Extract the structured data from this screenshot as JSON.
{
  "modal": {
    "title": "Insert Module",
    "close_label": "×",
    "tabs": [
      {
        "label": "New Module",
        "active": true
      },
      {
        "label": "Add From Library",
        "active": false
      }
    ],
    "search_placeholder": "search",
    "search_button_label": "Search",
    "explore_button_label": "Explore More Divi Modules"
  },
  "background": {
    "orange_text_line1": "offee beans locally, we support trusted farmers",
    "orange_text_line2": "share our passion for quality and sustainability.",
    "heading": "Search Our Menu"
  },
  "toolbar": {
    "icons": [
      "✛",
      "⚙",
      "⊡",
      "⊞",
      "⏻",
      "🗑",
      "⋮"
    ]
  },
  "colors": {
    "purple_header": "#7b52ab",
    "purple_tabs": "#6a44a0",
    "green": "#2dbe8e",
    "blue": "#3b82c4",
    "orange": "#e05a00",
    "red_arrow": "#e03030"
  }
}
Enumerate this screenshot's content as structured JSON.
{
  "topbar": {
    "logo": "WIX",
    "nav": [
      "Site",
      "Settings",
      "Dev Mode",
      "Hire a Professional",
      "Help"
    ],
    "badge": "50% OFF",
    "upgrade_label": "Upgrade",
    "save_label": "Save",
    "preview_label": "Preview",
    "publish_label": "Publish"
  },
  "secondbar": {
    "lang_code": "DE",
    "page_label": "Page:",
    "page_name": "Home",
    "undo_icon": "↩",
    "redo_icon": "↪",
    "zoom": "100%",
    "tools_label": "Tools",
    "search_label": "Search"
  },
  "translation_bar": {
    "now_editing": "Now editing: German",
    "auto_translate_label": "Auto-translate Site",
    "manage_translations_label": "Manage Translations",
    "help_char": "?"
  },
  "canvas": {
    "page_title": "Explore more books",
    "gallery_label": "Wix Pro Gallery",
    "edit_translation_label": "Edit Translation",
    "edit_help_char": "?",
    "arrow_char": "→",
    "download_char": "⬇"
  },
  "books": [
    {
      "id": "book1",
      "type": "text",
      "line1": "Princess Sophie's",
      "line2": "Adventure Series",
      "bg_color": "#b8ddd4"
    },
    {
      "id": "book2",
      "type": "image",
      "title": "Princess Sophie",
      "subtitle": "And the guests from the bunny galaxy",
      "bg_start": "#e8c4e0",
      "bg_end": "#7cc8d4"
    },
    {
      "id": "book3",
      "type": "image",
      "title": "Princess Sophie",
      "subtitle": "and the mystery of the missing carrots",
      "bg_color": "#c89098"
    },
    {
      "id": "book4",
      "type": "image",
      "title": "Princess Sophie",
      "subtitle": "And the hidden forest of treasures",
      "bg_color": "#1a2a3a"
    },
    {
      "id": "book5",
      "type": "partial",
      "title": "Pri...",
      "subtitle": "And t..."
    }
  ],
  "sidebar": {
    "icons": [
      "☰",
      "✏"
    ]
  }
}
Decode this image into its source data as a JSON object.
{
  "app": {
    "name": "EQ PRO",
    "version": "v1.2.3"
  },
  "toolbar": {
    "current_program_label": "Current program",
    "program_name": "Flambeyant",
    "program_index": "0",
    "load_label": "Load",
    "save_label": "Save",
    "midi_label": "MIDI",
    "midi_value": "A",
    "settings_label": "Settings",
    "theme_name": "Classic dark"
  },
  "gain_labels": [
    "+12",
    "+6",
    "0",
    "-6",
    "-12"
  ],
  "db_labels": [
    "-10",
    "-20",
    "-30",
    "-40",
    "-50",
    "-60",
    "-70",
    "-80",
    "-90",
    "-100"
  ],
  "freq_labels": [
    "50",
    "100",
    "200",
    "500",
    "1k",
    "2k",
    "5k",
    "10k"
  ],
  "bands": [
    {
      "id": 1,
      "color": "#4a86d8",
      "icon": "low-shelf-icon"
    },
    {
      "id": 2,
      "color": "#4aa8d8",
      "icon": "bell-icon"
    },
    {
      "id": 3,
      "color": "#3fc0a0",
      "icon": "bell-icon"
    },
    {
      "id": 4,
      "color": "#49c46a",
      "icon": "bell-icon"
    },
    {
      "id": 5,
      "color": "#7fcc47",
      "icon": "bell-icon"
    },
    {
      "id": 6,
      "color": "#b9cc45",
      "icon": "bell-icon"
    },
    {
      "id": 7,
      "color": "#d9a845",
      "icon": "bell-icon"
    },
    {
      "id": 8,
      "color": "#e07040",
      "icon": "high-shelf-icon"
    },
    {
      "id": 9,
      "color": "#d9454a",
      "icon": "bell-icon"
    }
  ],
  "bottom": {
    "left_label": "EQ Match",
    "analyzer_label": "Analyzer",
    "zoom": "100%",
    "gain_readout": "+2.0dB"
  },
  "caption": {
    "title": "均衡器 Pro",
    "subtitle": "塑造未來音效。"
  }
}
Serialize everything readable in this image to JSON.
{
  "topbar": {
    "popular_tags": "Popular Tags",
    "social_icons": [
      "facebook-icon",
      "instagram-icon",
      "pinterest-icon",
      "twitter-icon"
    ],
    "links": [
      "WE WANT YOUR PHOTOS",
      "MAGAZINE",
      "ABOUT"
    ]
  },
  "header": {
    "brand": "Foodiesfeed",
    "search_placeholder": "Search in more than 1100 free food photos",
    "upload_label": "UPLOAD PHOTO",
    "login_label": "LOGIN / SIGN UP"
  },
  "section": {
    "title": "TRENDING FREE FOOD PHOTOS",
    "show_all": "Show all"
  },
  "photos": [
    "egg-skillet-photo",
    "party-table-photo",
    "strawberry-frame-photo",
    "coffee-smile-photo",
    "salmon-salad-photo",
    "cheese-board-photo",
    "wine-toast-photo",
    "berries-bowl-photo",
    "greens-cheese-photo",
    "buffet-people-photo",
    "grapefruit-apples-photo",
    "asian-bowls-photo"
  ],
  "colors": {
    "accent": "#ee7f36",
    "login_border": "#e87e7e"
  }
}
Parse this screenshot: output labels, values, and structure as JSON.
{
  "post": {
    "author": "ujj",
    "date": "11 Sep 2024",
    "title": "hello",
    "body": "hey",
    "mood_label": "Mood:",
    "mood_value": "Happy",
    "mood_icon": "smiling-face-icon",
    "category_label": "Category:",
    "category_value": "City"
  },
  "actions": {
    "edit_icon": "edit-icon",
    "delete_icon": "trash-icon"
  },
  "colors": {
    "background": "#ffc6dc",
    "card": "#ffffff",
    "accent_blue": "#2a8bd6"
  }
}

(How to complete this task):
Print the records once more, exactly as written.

(Output of the task):
Extract the structured data from this screenshot as JSON.
{
  "modal": {
    "title": "Insert Module",
    "close_label": "×",
    "tabs": [
      {
        "label": "New Module",
        "active": true
      },
      {
        "label": "Add From Library",
        "active": false
      }
    ],
    "search_placeholder": "search",
    "search_button_label": "Search",
    "explore_button_label": "Explore More Divi Modules"
  },
  "background": {
    "orange_text_line1": "offee beans locally, we support trusted farmers",
    "orange_text_line2": "share our passion for quality and sustainability.",
    "heading": "Search Our Menu"
  },
  "toolbar": {
    "icons": [
      "✛",
      "⚙",
      "⊡",
      "⊞",
      "⏻",
      "🗑",
      "⋮"
    ]
  },
  "colors": {
    "purple_header": "#7b52ab",
    "purple_tabs": "#6a44a0",
    "green": "#2dbe8e",
    "blue": "#3b82c4",
    "orange": "#e05a00",
    "red_arrow": "#e03030"
  }
}
Enumerate this screenshot's content as structured JSON.
{
  "topbar": {
    "logo": "WIX",
    "nav": [
      "Site",
      "Settings",
      "Dev Mode",
      "Hire a Professional",
      "Help"
    ],
    "badge": "50% OFF",
    "upgrade_label": "Upgrade",
    "save_label": "Save",
    "preview_label": "Preview",
    "publish_label": "Publish"
  },
  "secondbar": {
    "lang_code": "DE",
    "page_label": "Page:",
    "page_name": "Home",
    "undo_icon": "↩",
    "redo_icon": "↪",
    "zoom": "100%",
    "tools_label": "Tools",
    "search_label": "Search"
  },
  "translation_bar": {
    "now_editing": "Now editing: German",
    "auto_translate_label": "Auto-translate Site",
    "manage_translations_label": "Manage Translations",
    "help_char": "?"
  },
  "canvas": {
    "page_title": "Explore more books",
    "gallery_label": "Wix Pro Gallery",
    "edit_translation_label": "Edit Translation",
    "edit_help_char": "?",
    "arrow_char": "→",
    "download_char": "⬇"
  },
  "books": [
    {
      "id": "book1",
      "type": "text",
      "line1": "Princess Sophie's",
      "line2": "Adventure Series",
      "bg_color": "#b8ddd4"
    },
    {
      "id": "book2",
      "type": "image",
      "title": "Princess Sophie",
      "subtitle": "And the guests from the bunny galaxy",
      "bg_start": "#e8c4e0",
      "bg_end": "#7cc8d4"
    },
    {
      "id": "book3",
      "type": "image",
      "title": "Princess Sophie",
      "subtitle": "and the mystery of the missing carrots",
      "bg_color": "#c89098"
    },
    {
      "id": "book4",
      "type": "image",
      "title": "Princess Sophie",
      "subtitle": "And the hidden forest of treasures",
      "bg_color": "#1a2a3a"
    },
    {
      "id": "book5",
      "type": "partial",
      "title": "Pri...",
      "subtitle": "And t..."
    }
  ],
  "sidebar": {
    "icons": [
      "☰",
      "✏"
    ]
  }
}
Decode this image into its source data as a JSON object.
{
  "app": {
    "name": "EQ PRO",
    "version": "v1.2.3"
  },
  "toolbar": {
    "current_program_label": "Current program",
    "program_name": "Flambeyant",
    "program_index": "0",
    "load_label": "Load",
    "save_label": "Save",
    "midi_label": "MIDI",
    "midi_value": "A",
    "settings_label": "Settings",
    "theme_name": "Classic dark"
  },
  "gain_labels": [
    "+12",
    "+6",
    "0",
    "-6",
    "-12"
  ],
  "db_labels": [
    "-10",
    "-20",
    "-30",
    "-40",
    "-50",
    "-60",
    "-70",
    "-80",
    "-90",
    "-100"
  ],
  "freq_labels": [
    "50",
    "100",
    "200",
    "500",
    "1k",
    "2k",
    "5k",
    "10k"
  ],
  "bands": [
    {
      "id": 1,
      "color": "#4a86d8",
      "icon": "low-shelf-icon"
    },
    {
      "id": 2,
      "color": "#4aa8d8",
      "icon": "bell-icon"
    },
    {
      "id": 3,
      "color": "#3fc0a0",
      "icon": "bell-icon"
    },
    {
      "id": 4,
      "color": "#49c46a",
      "icon": "bell-icon"
    },
    {
      "id": 5,
      "color": "#7fcc47",
      "icon": "bell-icon"
    },
    {
      "id": 6,
      "color": "#b9cc45",
      "icon": "bell-icon"
    },
    {
      "id": 7,
      "color": "#d9a845",
      "icon": "bell-icon"
    },
    {
      "id": 8,
      "color": "#e07040",
      "icon": "high-shelf-icon"
    },
    {
      "id": 9,
      "color": "#d9454a",
      "icon": "bell-icon"
    }
  ],
  "bottom": {
    "left_label": "EQ Match",
    "analyzer_label": "Analyzer",
    "zoom": "100%",
    "gain_readout": "+2.0dB"
  },
  "caption": {
    "title": "均衡器 Pro",
    "subtitle": "塑造未來音效。"
  }
}
Serialize everything readable in this image to JSON.
{
  "topbar": {
    "popular_tags": "Popular Tags",
    "social_icons": [
      "facebook-icon",
      "instagram-icon",
      "pinterest-icon",
      "twitter-icon"
    ],
    "links": [
      "WE WANT YOUR PHOTOS",
      "MAGAZINE",
      "ABOUT"
    ]
  },
  "header": {
    "brand": "Foodiesfeed",
    "search_placeholder": "Search in more than 1100 free food photos",
    "upload_label": "UPLOAD PHOTO",
    "login_label": "LOGIN / SIGN UP"
  },
  "section": {
    "title": "TRENDING FREE FOOD PHOTOS",
    "show_all": "Show all"
  },
  "photos": [
    "egg-skillet-photo",
    "party-table-photo",
    "strawberry-frame-photo",
    "coffee-smile-photo",
    "salmon-salad-photo",
    "cheese-board-photo",
    "wine-toast-photo",
    "berries-bowl-photo",
    "greens-cheese-photo",
    "buffet-people-photo",
    "grapefruit-apples-photo",
    "asian-bowls-photo"
  ],
  "colors": {
    "accent": "#ee7f36",
    "login_border": "#e87e7e"
  }
}
Parse this screenshot: output labels, values, and structure as JSON.
{
  "post": {
    "author": "ujj",
    "date": "11 Sep 2024",
    "title": "hello",
    "body": "hey",
    "mood_label": "Mood:",
    "mood_value": "Happy",
    "mood_icon": "smiling-face-icon",
    "category_label": "Category:",
    "category_value": "City"
  },
  "actions": {
    "edit_icon": "edit-icon",
    "delete_icon": "trash-icon"
  },
  "colors": {
    "background": "#ffc6dc",
    "card": "#ffffff",
    "accent_blue": "#2a8bd6"
  }
}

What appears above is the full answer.